For the project needs, computer vision was not a simple plug-and-play situation. Since we could never guarantee the exactly placement of any given camera, we needed to train a computer vision algorithm which could locate the gauges we were interested in. With a relatively few example images, we were able to identify the appropriate gauges with a very high precision. The gauges are then extracted from the larger image and sent on for further processing.
Computer Vision Accuracy and Probability

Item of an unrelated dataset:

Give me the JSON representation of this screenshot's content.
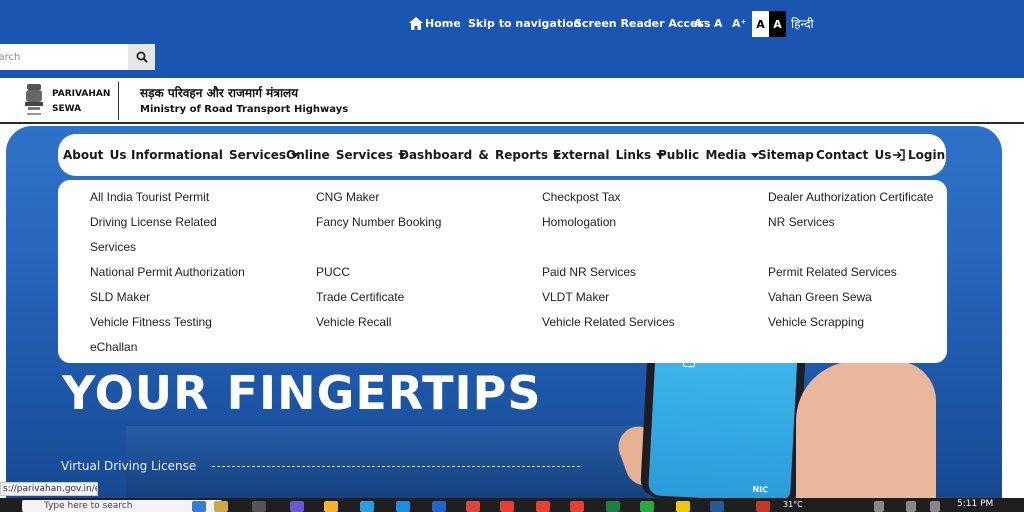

A second computer vision algorithm was trained to identify the status of the gauge. Based upon the orientation of the needle we could determine the status of the gauge. There is one small problem with analog gauges however. There are an infinite number of possible needle orientations, but we need to know specific, discrete statuses. After teaching the algorithm about the meaning of various needle positions, we tested it for precision. Unfortunately, it was not as accurate as our first algorithm. However, when we dug deeper we found that the lack of precision largely came from when the needle was near a boundary between two statuses.
We could simply assume that if the needle is so close to a boundary it could go either way. But, we wanted to see if we could improve the accuracy. The computer vision algorithm gives us a probability score for all the tags an image could possibly match. If the top probability score is below our preset threshold, then we can consider the two highest probability scores to more accurately determine if we are in fact at the boundary between two statuses.
Having determined the status of a gauge we needed to add that information back in with the rest of the data which was originally received from the sensors. The API server receives the results of the image processing pipeline and then adds that information back to the original record.
Best place to start is a proof of concept
Finally, an interface was needed for end users to see the results of the uploads and computer vision processes. Since this is a proof of concept, the most expedient way to get results back to the end-user is by accessing the same API server which is used by IOT device and the image processing pipeline. In the long-run, it may make sense to create a separate server dedicated to serving data to clients. That way we could scale the data collection end-points independently of the user interface endpoints.
For most applications there are more reads than writes, but we are expecting that there will be more writes than reads in this application. The API server provides basic alerting to reduce the need to manually check the infrastructures’ status. In the long-term, we will want to pipe all of this data into another machine learning pipeline, one which can learn about and alert on more complicated criteria. So, we expect we will not need to be manually checking device statuses on a regular basis.
There is still a lot of work to be done on this project, and each of these individual components will grow in complexity. But, we have created a modular foundation upon which we can expand and scale the project. By taking this modular approach of proving out complicated solutions, we reduce risk of the project. In the worst case, we would have quickly identified a fundamental flaw in the project hypothesis and allowed the project to fail fast with minimal investment.
In this case, we proved the viability of the project’s hypothesis and have a roadmap for bringing the project to fruition. This entire process of creating prototype hardware complete with firmware, API server infrastructure, basic notification services, a computer vision pipeline, and a small user interface, took about six weeks. Our ability to minimize development time and maximize results are one of the many reasons there is a high demand for our services from some of the worlds largest companies.
Originally published on the Skiplist blog:
Bringing together IoT, Computer Vision, and Machine Learning